Anyway, it was close to 10pm before we arrived home - under cover of darkness! Still the wife sent me out with a bucket of hot soapy water and a scrubbing brush to clean the moldy mould. Needless to say, a few neighbours noticed this mad guy up to armpits in soapy bubbles scrubbing away in the dark. The secret was out.

Next day a tarpaulin was bought. Over the next few weeks a space was created to start this dinghy moulding operation. To cut a long story short - this involved extending two garden sheds 12 feet(3.5m) away from each other into one long shed. So I now have a shed that is 26 feet (8m) long. That's not for the dinghy mould - that stores all the junk ( quality items) that might come in useful one day! No the dinghy mould now resides in the garage which has never ever been so tidy.

So the enterprise was ready to begin. The first item on the agenda was to get this shell of a dinghy out of the mould. Easier said than done as it turned out. I followed the instructions of the retired boat builder to the letter - but it was stuck firm! I was beginning to think I had bought a lemmon. With the clamps on both sides of the mould tightened up, the shell just would not budge. Then I remembered reading on line about pouring hot water down between the shell and the mould. ( Don't try this at home! - another long story - for later) Nothing appeared to happen. Eventually I heard this creaking and groaning - no not from the wife - from the mould!

Up popped the shell - like 'Raise the Titanic'! Maybe not such a good simile!

It was free. Soon we lifted out the shell and found it perfectly made.
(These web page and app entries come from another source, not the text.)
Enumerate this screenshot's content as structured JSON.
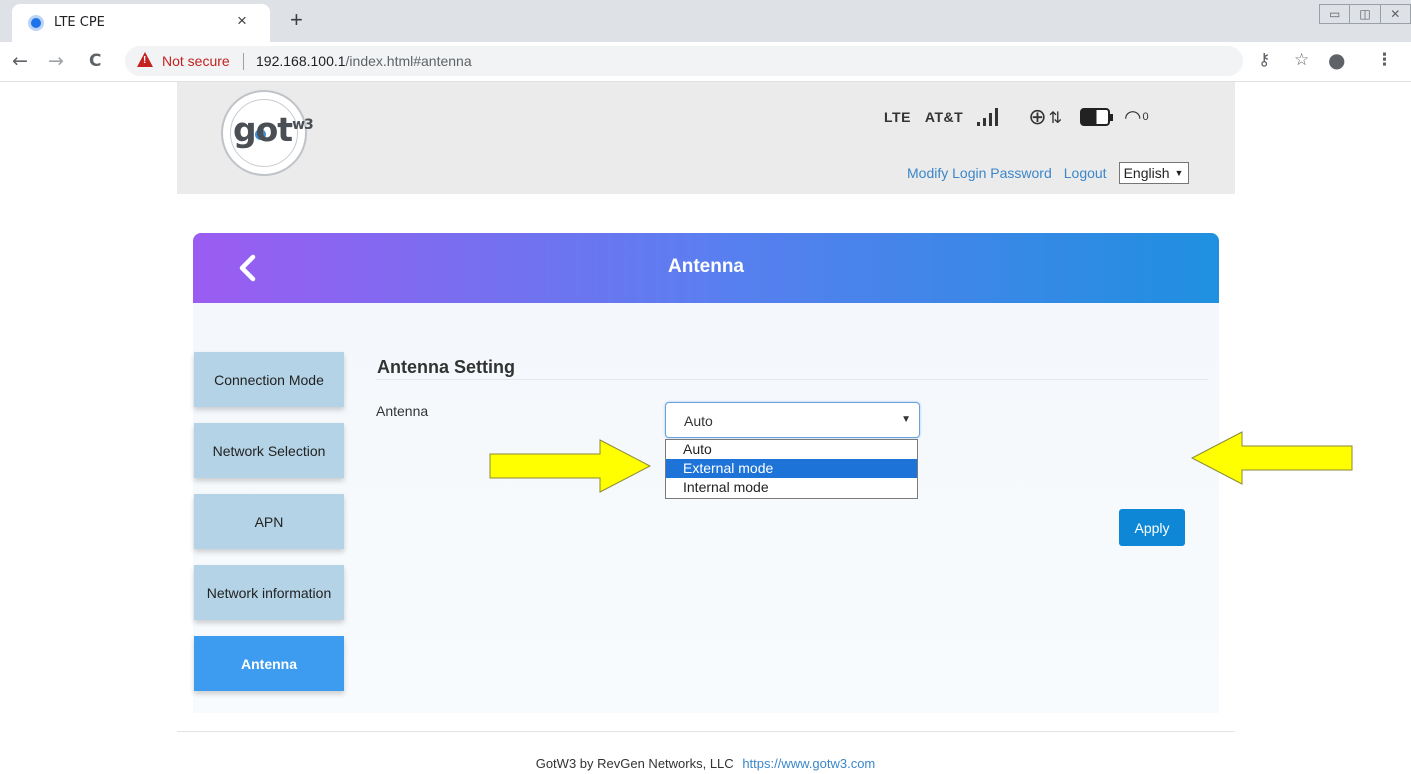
{
  "browser": {
    "tab_title": "LTE CPE",
    "tab_close": "×",
    "new_tab": "+",
    "window_controls": [
      "▭",
      "◫",
      "✕"
    ],
    "back": "←",
    "forward": "→",
    "reload": "C",
    "security_label": "Not secure",
    "url_host": "192.168.100.1",
    "url_path": "/index.html#antenna",
    "toolbar_icons": [
      "key-icon",
      "star-icon",
      "profile-icon",
      "menu-icon"
    ]
  },
  "header": {
    "logo_text": "got",
    "logo_sup": "w3",
    "network_type": "LTE",
    "carrier": "AT&T",
    "signal_level": 4,
    "wifi_clients": "0",
    "links": {
      "modify_password": "Modify Login Password",
      "logout": "Logout"
    },
    "language": "English"
  },
  "card": {
    "title": "Antenna",
    "back_icon": "chevron-left-icon"
  },
  "sidebar": {
    "items": [
      {
        "label": "Connection Mode",
        "active": false
      },
      {
        "label": "Network Selection",
        "active": false
      },
      {
        "label": "APN",
        "active": false
      },
      {
        "label": "Network information",
        "active": false
      },
      {
        "label": "Antenna",
        "active": true
      }
    ]
  },
  "antenna_setting": {
    "section_title": "Antenna Setting",
    "field_label": "Antenna",
    "selected_value": "Auto",
    "options": [
      "Auto",
      "External mode",
      "Internal mode"
    ],
    "highlighted_option": "External mode",
    "apply_label": "Apply"
  },
  "annotations": {
    "arrow_color": "#ffff00"
  },
  "footer": {
    "text": "GotW3 by RevGen Networks, LLC",
    "link": "https://www.gotw3.com"
  },
  "colors": {
    "header_gradient_start": "#9b5cf1",
    "header_gradient_end": "#1f90e0",
    "sidebar_inactive": "#b4d3e6",
    "sidebar_active": "#3d9bf0",
    "apply_button": "#0e88d6",
    "link": "#3b87c9"
  }
}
I was sorry I doubted the old boat builder's work. So I set about fitting the shell out to become a very sturdy dinghy for rowing or using an outboard motor. A week later and with all the family present we launch the new dinghy at the local slipway. Pictures were taken. Some can be seen here and the website - has one as its header caption. Everything went well and the dinghy proved very stable with either 3 adults or 2 adults and 2 children aboard. Being quite beamy the dinghy can hold a lot of gear as well as people. I was delighted.
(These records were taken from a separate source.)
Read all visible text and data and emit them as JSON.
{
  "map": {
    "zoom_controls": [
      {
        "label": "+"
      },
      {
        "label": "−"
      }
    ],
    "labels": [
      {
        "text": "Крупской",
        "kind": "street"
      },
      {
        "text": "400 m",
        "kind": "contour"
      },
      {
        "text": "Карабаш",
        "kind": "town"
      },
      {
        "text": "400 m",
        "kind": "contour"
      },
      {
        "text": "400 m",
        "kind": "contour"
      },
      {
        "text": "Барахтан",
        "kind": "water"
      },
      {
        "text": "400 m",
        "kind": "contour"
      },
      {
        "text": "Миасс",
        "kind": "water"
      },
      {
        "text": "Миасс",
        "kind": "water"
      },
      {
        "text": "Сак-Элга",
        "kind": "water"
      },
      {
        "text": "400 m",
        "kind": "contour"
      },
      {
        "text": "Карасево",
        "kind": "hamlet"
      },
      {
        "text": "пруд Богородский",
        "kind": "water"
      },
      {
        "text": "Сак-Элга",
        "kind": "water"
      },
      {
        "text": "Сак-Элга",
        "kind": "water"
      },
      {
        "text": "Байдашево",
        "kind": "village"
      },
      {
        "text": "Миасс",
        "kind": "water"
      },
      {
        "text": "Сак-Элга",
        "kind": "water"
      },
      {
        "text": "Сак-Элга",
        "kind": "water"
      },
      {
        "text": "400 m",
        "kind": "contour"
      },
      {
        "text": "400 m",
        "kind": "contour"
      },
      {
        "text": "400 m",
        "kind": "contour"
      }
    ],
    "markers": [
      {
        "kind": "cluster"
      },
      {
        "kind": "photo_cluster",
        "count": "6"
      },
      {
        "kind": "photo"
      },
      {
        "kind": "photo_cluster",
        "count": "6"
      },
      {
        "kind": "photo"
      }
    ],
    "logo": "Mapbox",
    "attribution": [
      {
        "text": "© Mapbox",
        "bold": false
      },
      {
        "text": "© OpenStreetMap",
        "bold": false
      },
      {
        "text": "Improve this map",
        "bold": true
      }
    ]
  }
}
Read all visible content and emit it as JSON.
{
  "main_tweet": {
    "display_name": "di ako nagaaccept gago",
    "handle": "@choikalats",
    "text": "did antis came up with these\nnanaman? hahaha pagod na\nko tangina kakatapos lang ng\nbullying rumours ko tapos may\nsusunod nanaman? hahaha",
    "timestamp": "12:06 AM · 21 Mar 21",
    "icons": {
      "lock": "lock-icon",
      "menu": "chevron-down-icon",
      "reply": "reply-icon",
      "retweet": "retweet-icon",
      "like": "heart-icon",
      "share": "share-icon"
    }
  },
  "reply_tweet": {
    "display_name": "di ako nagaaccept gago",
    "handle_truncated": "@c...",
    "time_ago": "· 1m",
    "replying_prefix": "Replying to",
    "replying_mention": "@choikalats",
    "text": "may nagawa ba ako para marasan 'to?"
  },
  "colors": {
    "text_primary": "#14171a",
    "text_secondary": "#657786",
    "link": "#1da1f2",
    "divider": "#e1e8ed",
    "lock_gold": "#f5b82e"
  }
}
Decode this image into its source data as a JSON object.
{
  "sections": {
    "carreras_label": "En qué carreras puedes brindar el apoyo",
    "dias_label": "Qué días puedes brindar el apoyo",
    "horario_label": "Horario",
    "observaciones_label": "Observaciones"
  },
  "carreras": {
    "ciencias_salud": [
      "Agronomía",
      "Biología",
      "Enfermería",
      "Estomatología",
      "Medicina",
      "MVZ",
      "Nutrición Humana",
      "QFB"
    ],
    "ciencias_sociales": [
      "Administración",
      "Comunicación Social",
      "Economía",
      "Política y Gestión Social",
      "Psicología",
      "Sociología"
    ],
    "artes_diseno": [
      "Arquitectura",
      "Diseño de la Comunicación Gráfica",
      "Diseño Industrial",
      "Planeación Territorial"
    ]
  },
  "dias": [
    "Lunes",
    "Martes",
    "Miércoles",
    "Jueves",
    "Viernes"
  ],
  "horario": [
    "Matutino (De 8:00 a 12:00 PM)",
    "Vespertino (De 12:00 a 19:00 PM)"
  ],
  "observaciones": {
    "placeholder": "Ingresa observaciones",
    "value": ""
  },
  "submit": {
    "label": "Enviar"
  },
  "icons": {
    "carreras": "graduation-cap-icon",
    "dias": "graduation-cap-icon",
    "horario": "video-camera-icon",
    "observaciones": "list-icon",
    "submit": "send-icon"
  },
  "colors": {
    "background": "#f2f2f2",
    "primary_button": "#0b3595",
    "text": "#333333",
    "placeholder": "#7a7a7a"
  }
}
However, the purpose of this enterprise was to make and sell dinghies. So dinghy No.1 had to go. There was a boat jumble sale event coming to the area and I thought what a good place to show off the new dinghy and get her sold. Maybe pick up a few orders!
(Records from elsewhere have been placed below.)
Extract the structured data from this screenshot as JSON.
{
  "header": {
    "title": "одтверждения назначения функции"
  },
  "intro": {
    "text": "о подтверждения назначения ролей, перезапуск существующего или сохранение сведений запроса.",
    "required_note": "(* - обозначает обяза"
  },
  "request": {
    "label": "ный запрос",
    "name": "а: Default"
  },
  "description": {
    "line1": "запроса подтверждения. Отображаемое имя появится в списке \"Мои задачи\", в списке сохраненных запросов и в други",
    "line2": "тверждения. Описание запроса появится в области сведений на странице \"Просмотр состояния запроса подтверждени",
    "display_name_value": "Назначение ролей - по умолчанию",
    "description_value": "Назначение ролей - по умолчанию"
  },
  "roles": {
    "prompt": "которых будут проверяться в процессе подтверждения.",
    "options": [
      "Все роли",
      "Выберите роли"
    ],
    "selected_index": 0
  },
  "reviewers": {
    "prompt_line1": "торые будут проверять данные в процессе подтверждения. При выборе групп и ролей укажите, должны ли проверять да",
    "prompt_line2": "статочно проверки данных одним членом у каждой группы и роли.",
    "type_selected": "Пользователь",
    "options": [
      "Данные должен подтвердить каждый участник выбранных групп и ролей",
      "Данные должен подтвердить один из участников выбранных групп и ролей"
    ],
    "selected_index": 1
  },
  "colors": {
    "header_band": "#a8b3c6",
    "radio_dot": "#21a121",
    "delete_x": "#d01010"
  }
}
To cut a long story short. The dinghy was not sold. Lots of interest, lots of advice! Local Police showed some interest - not in the dinghy - but the trailer as it had no mudguards covering the wheels. Illegal evidently? Anyway, I think everyone at the boat jumble was looking for bargains and did not come along to fork out £295 for a new dinghy. £295 I hear you say! For a new dinghy? I know I should be selling them for more but I am trying to build up the business and don't want to stuggle to sell them. Similar dinghies on ebay or boatsandoutboards are selling for betweem £380 to £450. So I thought the dinghy would be snapped up!

A few days later a man who had seen the dinghy at the boat jumble 'phoned and spoke to the wife and arranged to view her. He said he just had to pick up a trailer and would be 2-3 hours. The fact he was coming with a trailer and crossing on a ferry ( expensive!) made me think he was coming to buy, not view. Within a few minutes of viewing her he said she was ideal - no not the wife - the dinghy!
£295 in my hands and the first dinghy sold! Relief. By the way I gave him £5 back to go towards the cost of the ferry fare. I know I'll never make a ruthless business man!